Before buying a guaranteed investment certificate (GIC), it’s important to understand the tax implications of having one or more in your investment portfolio. Actually, this is crucial, because not all investments are treated alike by the Canada Revenue Agency. As a result, savers need to compare the potential after-tax returns of various investment options.
How are GICs taxed?
In the case of a GIC, all the interest earned is taxed at a person’s so-called marginal rate. Your marginal rate is the tax bracket you fit into given your pre-tax annual income. Tax is payable to both the federal and provincial governments. For federal and provincial tax rates, see the CRA’s website here.
For tax purposes, interest income from a GIC is treated just like regular income. This differs from dividend income and capital gains income, both of which receive more favourable treatment. However, if you hold your GIC in a registered investment account, such as an RRSP or TFSA, you do not have to pay taxes on any interest earned.
In the following examples, let’s assume the GICs are held outside registered accounts, as the difference is pretty significant. For example, as this chart from KPMG explains, someone in the top tax bracket in Alberta in 2013 would pay 19.50% on capital gains income but 39.00% on interest income (that’s federal plus provincial tax). The numbers vary from province-to-province, but the story remains the same: interest income (which includes GICs) is not given any sort of tax break.
Example: Beth buys a 1-Year GIC
Beth puts $10,000 into a 1-year non-redeemable GIC paying 1.50% interest. She lives in Alberta and earns $52,000 a year, which qualifies her for the 32.00% tax bracket (combined federal and provincial). How much tax will she pay on her investment? And what’s her after-tax return?
To summarize, Beth’s 1.50% GIC earned $150 in interest of which $48 was paid in tax. She was left with an after-tax return of $102 or 1.02% on her original investment.
How are multi-year GICs taxed?
With GICs it is also possible you will have to pay tax on interest that has been earned but not yet received. For GICs with terms greater than one year that are automatically re-invested, you will have to pay tax on the interest earned at each anniversary date, regardless if you will not receive the actual payout until the end of the contract. From the CRA’s perspective, the interest counts as income once it is “earned”, not after it’s been physically paid out. (Another word for “earned” in this case is “accrued”.)
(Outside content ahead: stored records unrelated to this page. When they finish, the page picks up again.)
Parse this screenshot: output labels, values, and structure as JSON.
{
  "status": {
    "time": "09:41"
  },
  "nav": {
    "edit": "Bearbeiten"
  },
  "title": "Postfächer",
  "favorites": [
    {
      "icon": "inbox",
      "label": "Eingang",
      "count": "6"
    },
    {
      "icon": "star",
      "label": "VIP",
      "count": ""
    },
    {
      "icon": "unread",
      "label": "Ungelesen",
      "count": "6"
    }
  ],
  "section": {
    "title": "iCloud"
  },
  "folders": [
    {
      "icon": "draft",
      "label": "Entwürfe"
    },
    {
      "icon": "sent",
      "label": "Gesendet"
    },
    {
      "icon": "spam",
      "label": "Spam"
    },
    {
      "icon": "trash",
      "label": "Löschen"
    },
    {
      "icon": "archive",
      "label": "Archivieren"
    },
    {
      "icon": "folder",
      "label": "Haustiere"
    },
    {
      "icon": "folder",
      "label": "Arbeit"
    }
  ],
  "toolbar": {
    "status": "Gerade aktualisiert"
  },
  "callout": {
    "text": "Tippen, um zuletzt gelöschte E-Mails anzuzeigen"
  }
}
The exception to this is market-linked GICs. The return on these GICs is not normally taxed until maturity, when the exact return is known, at which point it is fully taxed as income (unless the GIC has a minimum interest guarantee which requires investors to report and pay tax on the minimum interest guarantee each year). This can create a financial burden: the investor owes tax on money that has not been received yet. Savers in this position need to be able to pay the tax while they wait for the GIC to mature.